EXERCISE INSTRUCTIONS: The required answer is every line of the data containing the word "edge".
── INPUT
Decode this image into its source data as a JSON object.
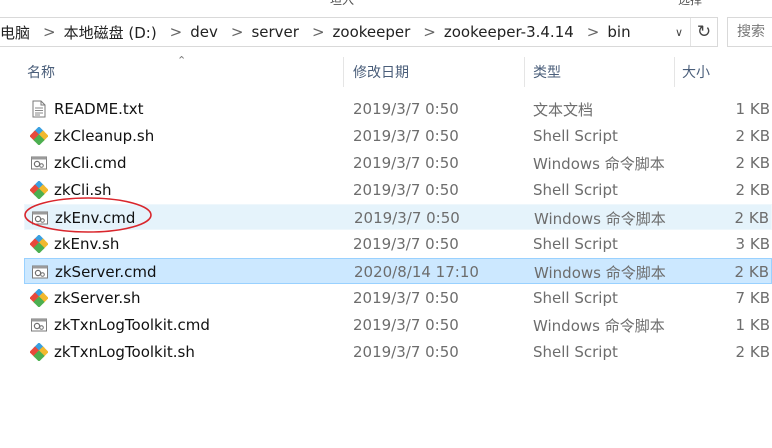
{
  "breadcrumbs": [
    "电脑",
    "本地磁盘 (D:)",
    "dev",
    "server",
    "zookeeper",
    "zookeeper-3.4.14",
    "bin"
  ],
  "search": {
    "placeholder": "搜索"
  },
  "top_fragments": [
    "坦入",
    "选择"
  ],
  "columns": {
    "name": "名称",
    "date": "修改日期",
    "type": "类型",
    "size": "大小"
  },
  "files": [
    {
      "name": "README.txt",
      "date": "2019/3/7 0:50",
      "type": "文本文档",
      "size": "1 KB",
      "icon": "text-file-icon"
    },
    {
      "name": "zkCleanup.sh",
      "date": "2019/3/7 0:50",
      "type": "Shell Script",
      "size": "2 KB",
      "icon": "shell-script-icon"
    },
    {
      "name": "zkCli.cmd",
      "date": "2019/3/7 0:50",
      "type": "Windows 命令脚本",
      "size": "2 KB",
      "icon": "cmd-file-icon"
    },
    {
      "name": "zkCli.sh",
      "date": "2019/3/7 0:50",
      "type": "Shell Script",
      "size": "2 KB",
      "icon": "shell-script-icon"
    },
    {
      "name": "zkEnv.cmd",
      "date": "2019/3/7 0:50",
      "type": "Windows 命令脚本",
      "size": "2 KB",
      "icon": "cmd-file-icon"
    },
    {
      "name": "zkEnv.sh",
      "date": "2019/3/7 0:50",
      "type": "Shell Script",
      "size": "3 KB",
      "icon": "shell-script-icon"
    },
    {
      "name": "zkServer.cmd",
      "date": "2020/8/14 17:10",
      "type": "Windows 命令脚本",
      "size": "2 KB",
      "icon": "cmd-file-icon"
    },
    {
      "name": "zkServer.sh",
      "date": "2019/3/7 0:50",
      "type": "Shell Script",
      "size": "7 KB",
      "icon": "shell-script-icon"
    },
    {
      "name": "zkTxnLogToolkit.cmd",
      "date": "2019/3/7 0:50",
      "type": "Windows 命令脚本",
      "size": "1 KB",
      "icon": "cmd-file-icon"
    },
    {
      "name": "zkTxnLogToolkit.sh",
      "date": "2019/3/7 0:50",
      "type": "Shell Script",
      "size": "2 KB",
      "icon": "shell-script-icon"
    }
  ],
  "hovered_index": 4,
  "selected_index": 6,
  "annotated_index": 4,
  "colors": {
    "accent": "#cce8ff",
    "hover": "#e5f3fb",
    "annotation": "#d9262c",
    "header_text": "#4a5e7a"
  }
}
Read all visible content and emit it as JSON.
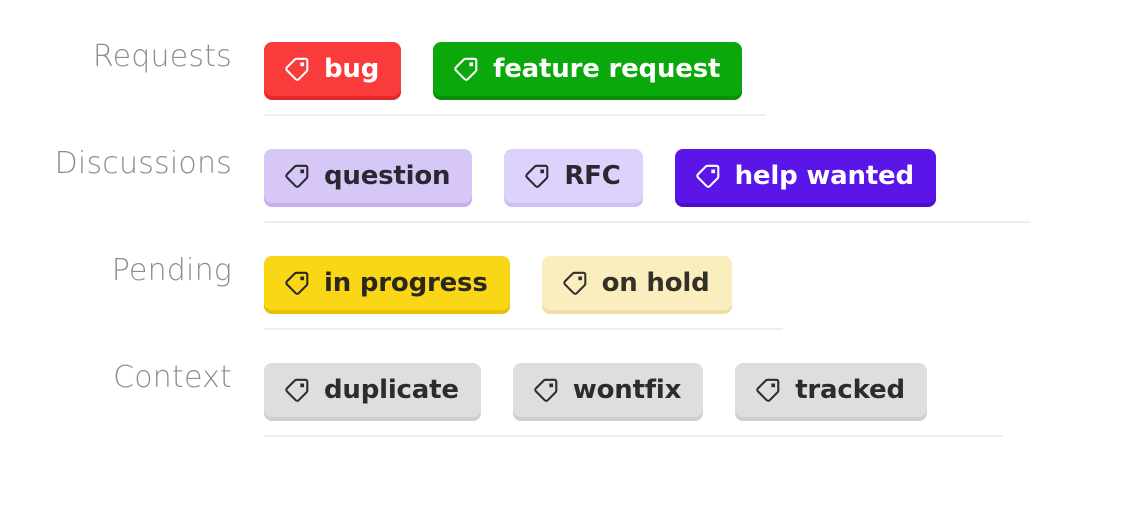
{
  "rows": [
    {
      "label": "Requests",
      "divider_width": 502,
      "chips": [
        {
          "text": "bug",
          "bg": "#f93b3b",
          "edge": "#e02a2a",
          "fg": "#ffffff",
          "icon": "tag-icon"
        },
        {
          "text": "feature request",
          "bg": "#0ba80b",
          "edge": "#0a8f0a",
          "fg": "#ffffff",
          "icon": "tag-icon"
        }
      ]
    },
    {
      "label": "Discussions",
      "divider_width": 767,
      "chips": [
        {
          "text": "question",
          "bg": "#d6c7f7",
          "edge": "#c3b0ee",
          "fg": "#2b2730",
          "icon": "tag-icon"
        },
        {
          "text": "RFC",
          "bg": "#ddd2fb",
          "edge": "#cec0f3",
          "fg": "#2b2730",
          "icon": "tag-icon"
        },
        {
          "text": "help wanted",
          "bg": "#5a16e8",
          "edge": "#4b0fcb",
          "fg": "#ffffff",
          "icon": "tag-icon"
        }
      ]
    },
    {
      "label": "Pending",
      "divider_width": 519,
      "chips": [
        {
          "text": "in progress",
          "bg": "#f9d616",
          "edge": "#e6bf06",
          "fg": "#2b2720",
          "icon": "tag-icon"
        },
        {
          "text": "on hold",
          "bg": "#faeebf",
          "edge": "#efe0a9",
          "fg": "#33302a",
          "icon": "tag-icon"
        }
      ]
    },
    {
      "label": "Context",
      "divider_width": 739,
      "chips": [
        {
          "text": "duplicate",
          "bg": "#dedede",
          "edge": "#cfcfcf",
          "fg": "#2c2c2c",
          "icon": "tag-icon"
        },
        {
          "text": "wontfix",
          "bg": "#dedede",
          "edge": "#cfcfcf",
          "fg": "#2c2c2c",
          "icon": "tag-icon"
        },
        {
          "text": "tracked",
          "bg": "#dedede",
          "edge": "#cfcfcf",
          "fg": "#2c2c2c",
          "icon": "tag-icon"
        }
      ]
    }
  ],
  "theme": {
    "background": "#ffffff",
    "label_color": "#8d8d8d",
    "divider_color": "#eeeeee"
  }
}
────
RESPONSE:
          "edge": "#e02a2a",
          "edge": "#0a8f0a",
          "edge": "#c3b0ee",
          "edge": "#cec0f3",
          "edge": "#4b0fcb",
          "edge": "#e6bf06",
          "edge": "#efe0a9",
          "edge": "#cfcfcf",
          "edge": "#cfcfcf",
          "edge": "#cfcfcf",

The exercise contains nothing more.